What is the new National Day for Truth and Reconciliation statutory holiday and who is affected?

What is the new National Day for Truth and Reconciliation statutory holiday and who is affected?

What is the new National Day for Truth and Reconciliation statutory holiday and who is affected?

On August 3, 2021, a new federal statutory holiday was created, the National Day for Truth and Reconciliation, to observed every September 30th.

The purpose of the new statutory holiday is to honour First Nations, Inuit and Métis Survivors and their families and communities and to ensure that public commemoration of their history and the legacy of residential schools remains a vital component of the reconciliation process.

For now, the statutory holiday only needs to be recognized by the federal public sector and federally regulated private employees, which include employers in the following industries:

  1. Air transportation, including airlines, airports, and aircraft operations;
  2. Banks, including authorized foreign banks;
  3. Grain elevators, feed and seed mills, feed warehouses and grain-seed cleaning plants;
  4. First Nations Band Councils (including certain community services on reserve);
  5. Port services, marine shipping, ferries, tunnels, canals, bridges and pipelines (oil and gas) that cross international or provincial borders;
  6. Radio and television broadcasting;
  7. Railways that cross provincial or international borders and some short-line railways;
  8. Road transportation services, including trucks and buses, that cross provincial or international borders;
  9. Telecommunications, for example, telephone, internet, telegraph and cable systems;

amongst others.

As with any other federal statutory holiday, those employees will be entitled to paid time off for the holiday and stat holiday premium pay for time worked on a stat. If the holiday falls on a non-working day that is a Saturday or Sunday, then the employee is entitled to a paid day off on the working day preceding or following the holiday. If the holiday falls on any other non-working day, then the employee is entitled to a paid day off on a mutually agreeable working day.

As a reminder, the vast majority of employers are governed by provincial Employment Standards legislation and thus are not required to recognize this new statutory holiday, at least for the moment. For example, the BC government has not amended the provincial Employment Standards Act to include the National Day for Truth and Reconciliation as a provincial statutory holiday.

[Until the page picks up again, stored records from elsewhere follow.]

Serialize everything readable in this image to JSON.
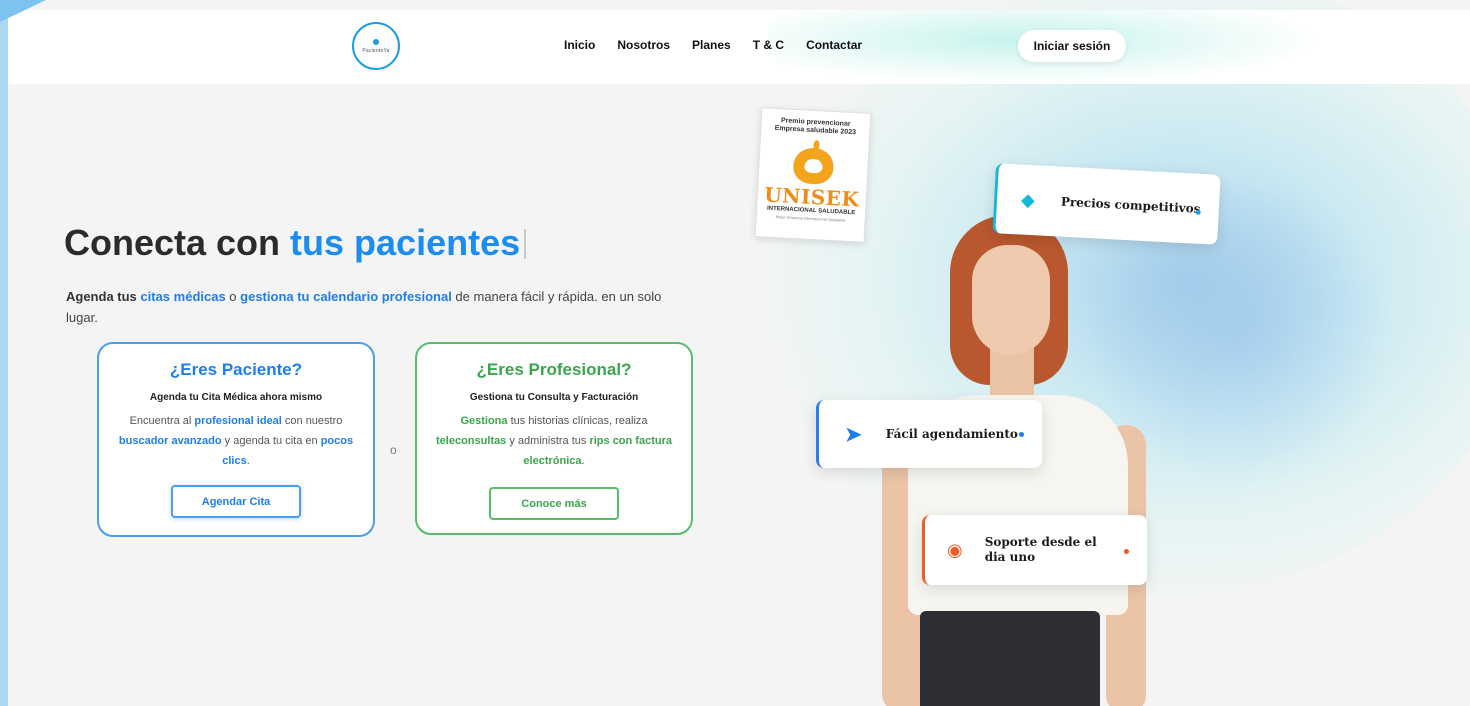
{
  "nav": {
    "logo_text": "PacienteYa",
    "items": [
      "Inicio",
      "Nosotros",
      "Planes",
      "T & C",
      "Contactar"
    ],
    "login": "Iniciar sesión"
  },
  "hero": {
    "title_main": "Conecta con ",
    "title_accent": "tus pacientes",
    "sub_1": "Agenda tus ",
    "sub_2": "citas médicas",
    "sub_3": " o ",
    "sub_4": "gestiona tu calendario profesional",
    "sub_5": " de manera fácil y rápida. en un solo lugar."
  },
  "patient": {
    "title": "¿Eres Paciente?",
    "subtitle": "Agenda tu Cita Médica ahora mismo",
    "t1": "Encuentra al ",
    "t2": "profesional ideal",
    "t3": " con nuestro ",
    "t4": "buscador avanzado",
    "t5": " y agenda tu cita en ",
    "t6": "pocos clics",
    "t7": ".",
    "button": "Agendar Cita"
  },
  "separator": "o",
  "professional": {
    "title": "¿Eres Profesional?",
    "subtitle": "Gestiona tu Consulta y Facturación",
    "t1": "Gestiona",
    "t2": " tus historias clínicas, realiza ",
    "t3": "teleconsultas",
    "t4": " y administra tus ",
    "t5": "rips con factura electrónica",
    "t6": ".",
    "button": "Conoce más"
  },
  "award": {
    "line1": "Premio prevencionar",
    "line2": "Empresa saludable 2023",
    "name": "UNISEK",
    "line3": "INTERNACIONAL SALUDABLE",
    "small": "Mejor Empresa Internacional Saludable"
  },
  "features": [
    {
      "label": "Precios competitivos",
      "icon": "tag-icon",
      "color": "#16b7d7"
    },
    {
      "label": "Fácil agendamiento",
      "icon": "rocket-icon",
      "color": "#1c7ef0"
    },
    {
      "label": "Soporte desde el dia uno",
      "icon": "headset-icon",
      "color": "#f05a28"
    }
  ]
}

However, it has announced that some public sector employers and services will honour the new holiday.

Some non-federal employers are planning to honour Truth and Reconciliation in their workplaces on September 30 to express their support for the reconciliation process.

If you want more information on this topic, you can contact us at:

Geoffrey Howard:            ghoward@howardlaw.ca

604 424-9686

Sebastian Chern:              schern@howardlaw.ca

604 424-9688